Turn right on to the main road and follow it until you reach a side road to your left, opposite the old school, and the war memorial. A short distance up this road you come to Trough House Bridge (locally pronounced ‘Tro-fuss’). This arched stone bridge crosses a dark chasm gouged out by the River Esk.
On the other side of the bridge, a gate leads to a delightful new path, called ’Anne’s Walk’, in memory of Anne Stanley of Dalegarth Hall.
The path follows the river round to Stanley Gill Beck. Here, the beck meets the Esk in a wooded glade - a lovely spot to linger for a while. Then, cross the wooden bridge, and follow the bridleway, through the gate, into a grassy clearing, with its dramatic backdrop of Hartley Crag.
The broad bridleway will take you to a signpost marked ‘to Gill Force’ where a path to your left leads to the girder bridge. For a variation on the walk, you can take the footpath to the left which goes down to the river, opposite the church.

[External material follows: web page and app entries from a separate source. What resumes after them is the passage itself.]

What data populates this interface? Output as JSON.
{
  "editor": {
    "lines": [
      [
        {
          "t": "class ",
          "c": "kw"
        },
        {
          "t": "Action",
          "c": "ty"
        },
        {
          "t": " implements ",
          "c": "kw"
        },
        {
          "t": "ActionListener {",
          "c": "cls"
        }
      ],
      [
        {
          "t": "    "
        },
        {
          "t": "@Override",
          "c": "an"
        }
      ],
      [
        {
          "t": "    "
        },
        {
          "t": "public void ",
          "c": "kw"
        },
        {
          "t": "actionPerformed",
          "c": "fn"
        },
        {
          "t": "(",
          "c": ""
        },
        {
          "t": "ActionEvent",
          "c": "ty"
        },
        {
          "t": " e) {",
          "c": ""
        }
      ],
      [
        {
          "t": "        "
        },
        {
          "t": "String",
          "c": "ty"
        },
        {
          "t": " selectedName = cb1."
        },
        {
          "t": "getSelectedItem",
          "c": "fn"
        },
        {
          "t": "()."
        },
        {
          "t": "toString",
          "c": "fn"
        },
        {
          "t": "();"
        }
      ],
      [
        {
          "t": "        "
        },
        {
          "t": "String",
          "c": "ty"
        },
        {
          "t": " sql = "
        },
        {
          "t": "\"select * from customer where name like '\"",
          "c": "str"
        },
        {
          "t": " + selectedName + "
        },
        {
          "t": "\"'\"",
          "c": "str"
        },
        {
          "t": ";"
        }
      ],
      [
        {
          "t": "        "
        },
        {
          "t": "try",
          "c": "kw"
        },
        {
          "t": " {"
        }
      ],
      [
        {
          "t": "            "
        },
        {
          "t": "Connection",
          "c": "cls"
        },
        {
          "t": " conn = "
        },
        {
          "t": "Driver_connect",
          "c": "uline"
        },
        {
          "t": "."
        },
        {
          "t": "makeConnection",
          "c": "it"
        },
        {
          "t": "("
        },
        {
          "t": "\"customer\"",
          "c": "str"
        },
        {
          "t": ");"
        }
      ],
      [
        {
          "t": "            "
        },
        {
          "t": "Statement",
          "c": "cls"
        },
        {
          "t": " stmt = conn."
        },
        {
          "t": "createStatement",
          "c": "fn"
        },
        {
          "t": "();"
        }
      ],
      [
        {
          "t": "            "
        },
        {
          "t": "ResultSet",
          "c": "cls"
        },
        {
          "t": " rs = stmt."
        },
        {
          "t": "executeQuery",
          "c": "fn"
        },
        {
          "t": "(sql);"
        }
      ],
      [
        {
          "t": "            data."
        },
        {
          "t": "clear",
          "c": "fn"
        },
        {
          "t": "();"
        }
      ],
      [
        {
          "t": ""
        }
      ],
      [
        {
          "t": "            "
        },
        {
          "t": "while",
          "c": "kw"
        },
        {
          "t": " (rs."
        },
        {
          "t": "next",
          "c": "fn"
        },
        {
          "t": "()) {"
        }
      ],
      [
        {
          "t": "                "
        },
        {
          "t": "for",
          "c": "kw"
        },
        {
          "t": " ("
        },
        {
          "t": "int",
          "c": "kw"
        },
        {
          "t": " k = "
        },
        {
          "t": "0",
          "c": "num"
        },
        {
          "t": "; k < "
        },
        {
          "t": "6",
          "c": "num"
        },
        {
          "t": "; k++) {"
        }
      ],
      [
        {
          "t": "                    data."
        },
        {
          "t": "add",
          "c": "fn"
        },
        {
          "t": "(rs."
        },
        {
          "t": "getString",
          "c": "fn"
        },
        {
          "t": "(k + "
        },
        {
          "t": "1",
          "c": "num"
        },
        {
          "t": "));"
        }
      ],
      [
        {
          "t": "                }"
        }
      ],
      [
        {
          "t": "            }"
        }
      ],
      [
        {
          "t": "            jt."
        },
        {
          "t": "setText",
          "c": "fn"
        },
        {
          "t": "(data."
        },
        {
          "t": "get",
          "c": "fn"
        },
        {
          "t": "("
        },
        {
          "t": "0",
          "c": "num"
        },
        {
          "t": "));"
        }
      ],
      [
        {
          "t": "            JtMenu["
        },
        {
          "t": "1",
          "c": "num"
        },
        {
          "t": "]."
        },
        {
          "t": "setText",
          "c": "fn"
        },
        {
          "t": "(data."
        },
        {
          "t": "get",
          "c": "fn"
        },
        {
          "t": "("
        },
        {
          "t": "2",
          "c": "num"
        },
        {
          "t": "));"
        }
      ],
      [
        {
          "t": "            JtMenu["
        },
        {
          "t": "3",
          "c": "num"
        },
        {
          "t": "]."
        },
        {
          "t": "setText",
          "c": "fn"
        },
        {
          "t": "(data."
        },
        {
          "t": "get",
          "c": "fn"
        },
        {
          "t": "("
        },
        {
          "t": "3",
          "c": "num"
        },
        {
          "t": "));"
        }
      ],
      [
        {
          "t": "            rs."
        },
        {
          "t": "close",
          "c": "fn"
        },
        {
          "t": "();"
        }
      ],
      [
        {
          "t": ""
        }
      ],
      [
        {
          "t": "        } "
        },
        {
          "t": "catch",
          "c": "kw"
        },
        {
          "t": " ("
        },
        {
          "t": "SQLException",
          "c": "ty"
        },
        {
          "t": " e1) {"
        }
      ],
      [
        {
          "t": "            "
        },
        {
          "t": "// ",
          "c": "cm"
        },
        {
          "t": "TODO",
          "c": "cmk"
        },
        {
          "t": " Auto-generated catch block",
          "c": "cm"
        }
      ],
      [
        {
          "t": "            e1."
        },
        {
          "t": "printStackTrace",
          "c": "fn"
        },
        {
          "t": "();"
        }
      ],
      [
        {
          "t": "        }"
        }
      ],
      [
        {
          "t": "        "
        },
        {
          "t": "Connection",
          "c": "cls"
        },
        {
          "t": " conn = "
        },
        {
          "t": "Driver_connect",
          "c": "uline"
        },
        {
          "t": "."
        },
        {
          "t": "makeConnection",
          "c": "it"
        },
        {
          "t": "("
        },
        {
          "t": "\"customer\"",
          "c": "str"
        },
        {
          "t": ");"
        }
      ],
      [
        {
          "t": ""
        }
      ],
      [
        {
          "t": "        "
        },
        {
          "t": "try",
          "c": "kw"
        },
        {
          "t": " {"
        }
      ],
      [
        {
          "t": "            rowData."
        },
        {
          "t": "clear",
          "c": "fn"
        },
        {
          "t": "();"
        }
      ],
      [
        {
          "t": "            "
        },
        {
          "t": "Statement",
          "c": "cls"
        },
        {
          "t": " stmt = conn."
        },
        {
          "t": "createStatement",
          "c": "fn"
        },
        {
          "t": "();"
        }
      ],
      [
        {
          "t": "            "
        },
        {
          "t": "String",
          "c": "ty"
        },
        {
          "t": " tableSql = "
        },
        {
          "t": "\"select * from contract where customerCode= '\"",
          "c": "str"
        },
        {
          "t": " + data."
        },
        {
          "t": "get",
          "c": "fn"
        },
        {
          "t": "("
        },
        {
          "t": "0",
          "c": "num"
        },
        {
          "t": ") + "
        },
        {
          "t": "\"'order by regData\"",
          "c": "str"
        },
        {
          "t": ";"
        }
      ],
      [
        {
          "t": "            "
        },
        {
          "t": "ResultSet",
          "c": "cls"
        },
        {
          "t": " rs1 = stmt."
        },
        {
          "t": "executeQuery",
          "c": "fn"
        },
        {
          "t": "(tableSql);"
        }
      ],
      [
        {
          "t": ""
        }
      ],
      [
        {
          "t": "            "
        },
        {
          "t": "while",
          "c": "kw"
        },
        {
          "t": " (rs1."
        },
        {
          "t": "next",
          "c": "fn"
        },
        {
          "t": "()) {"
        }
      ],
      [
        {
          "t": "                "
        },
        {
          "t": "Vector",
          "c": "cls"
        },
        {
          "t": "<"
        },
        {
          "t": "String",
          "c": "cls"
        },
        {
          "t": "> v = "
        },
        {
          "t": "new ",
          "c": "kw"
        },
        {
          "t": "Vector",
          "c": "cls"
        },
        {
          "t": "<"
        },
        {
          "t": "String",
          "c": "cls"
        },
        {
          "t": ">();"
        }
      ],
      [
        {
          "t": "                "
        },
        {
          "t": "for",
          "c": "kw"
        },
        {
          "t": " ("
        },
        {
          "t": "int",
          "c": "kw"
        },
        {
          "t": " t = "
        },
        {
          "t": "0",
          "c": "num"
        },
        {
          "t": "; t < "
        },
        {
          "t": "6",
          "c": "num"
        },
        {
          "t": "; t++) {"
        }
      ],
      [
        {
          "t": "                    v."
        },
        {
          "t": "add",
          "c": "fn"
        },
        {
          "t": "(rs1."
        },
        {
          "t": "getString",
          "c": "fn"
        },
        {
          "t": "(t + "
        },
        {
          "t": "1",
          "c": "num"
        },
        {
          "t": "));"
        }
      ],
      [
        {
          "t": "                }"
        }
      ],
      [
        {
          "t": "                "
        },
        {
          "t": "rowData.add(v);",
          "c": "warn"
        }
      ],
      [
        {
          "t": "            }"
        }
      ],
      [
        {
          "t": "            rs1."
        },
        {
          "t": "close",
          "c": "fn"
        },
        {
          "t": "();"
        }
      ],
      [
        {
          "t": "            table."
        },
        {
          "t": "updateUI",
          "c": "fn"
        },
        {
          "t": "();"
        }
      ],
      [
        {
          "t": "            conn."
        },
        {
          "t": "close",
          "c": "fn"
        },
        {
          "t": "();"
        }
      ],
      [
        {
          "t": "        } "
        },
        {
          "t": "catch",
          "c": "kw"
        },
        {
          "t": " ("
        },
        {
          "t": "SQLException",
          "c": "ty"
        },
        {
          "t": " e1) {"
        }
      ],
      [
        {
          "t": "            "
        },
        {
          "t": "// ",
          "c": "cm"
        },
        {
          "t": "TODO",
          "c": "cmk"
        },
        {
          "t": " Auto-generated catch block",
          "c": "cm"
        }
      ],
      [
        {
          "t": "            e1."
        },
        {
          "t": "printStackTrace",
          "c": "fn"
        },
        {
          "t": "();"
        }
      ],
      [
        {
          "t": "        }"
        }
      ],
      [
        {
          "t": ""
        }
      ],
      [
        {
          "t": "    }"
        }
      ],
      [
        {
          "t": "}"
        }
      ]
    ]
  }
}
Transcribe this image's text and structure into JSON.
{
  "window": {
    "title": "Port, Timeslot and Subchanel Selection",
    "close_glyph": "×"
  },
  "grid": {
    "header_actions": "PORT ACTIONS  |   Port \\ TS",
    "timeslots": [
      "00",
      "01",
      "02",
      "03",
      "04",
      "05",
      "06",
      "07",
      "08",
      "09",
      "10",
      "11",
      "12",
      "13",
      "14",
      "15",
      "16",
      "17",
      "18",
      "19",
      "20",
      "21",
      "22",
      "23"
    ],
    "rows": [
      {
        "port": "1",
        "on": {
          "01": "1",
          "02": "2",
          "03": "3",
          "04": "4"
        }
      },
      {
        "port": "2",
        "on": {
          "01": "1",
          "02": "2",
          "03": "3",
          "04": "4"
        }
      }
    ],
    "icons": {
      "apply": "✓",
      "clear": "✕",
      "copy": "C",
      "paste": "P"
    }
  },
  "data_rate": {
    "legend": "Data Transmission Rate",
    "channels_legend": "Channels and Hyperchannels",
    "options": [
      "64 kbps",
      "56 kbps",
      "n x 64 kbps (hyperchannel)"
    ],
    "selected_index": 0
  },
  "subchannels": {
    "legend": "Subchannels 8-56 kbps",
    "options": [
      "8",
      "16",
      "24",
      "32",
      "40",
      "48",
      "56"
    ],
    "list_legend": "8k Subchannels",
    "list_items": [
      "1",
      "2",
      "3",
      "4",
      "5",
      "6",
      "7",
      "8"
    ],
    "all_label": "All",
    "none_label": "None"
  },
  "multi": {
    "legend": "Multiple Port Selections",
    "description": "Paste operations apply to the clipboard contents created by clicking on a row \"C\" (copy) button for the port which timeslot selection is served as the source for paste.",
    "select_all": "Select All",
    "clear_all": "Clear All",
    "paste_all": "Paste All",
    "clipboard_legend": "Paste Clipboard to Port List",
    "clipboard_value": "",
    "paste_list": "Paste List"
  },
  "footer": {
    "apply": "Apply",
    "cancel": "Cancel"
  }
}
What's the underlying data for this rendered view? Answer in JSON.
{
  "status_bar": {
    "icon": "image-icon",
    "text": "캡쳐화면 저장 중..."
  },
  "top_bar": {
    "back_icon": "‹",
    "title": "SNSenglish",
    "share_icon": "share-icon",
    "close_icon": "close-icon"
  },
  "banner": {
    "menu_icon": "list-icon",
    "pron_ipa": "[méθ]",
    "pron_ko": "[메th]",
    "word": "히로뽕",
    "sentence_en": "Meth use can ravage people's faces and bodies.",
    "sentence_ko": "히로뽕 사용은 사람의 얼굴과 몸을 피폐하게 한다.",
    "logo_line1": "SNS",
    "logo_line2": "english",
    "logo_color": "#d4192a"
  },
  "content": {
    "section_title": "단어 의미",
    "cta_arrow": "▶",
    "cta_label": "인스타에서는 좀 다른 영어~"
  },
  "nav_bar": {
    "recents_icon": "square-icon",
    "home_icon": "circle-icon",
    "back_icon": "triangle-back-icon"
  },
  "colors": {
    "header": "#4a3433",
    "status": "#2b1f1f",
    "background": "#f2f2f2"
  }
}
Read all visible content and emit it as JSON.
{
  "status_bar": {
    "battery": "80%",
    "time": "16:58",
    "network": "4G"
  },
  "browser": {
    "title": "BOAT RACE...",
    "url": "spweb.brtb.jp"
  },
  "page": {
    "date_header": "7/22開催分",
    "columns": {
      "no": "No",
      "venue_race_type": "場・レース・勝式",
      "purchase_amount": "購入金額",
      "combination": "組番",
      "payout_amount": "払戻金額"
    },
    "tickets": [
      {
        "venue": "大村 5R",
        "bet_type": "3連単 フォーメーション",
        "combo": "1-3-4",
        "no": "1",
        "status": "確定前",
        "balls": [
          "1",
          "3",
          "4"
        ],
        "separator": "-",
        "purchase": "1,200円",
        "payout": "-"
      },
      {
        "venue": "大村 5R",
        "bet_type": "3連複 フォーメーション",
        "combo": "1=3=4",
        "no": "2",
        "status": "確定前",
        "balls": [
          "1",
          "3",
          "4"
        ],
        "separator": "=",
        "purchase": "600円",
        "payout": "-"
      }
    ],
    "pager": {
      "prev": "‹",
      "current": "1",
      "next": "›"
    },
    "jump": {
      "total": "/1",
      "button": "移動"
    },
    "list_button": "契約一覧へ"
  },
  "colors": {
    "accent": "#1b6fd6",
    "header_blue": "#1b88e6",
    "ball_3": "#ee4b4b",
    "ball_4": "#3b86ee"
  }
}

There is a rougher riverside path here that leads to Gill Force, or you can cut back up to the bridleway.
Cross the Esk, at Girder bridge, after admiring the narrow ravine from the safety of this former railway bridge. From Gill Force it is a charming riverside stroll to St Catherine’s Church, (see Walk 1 for information about the church and the stepping stones).
From here follow the church lane up to the walled bridleway, known as Parson’s Passage, just before Church House. This takes you across the fields back to the Trough House Bridge side road.
Turning right you now simply retrace your earlier steps to the main road and back to Dalegarth Station.
Points mentioned in the text are on the Google map below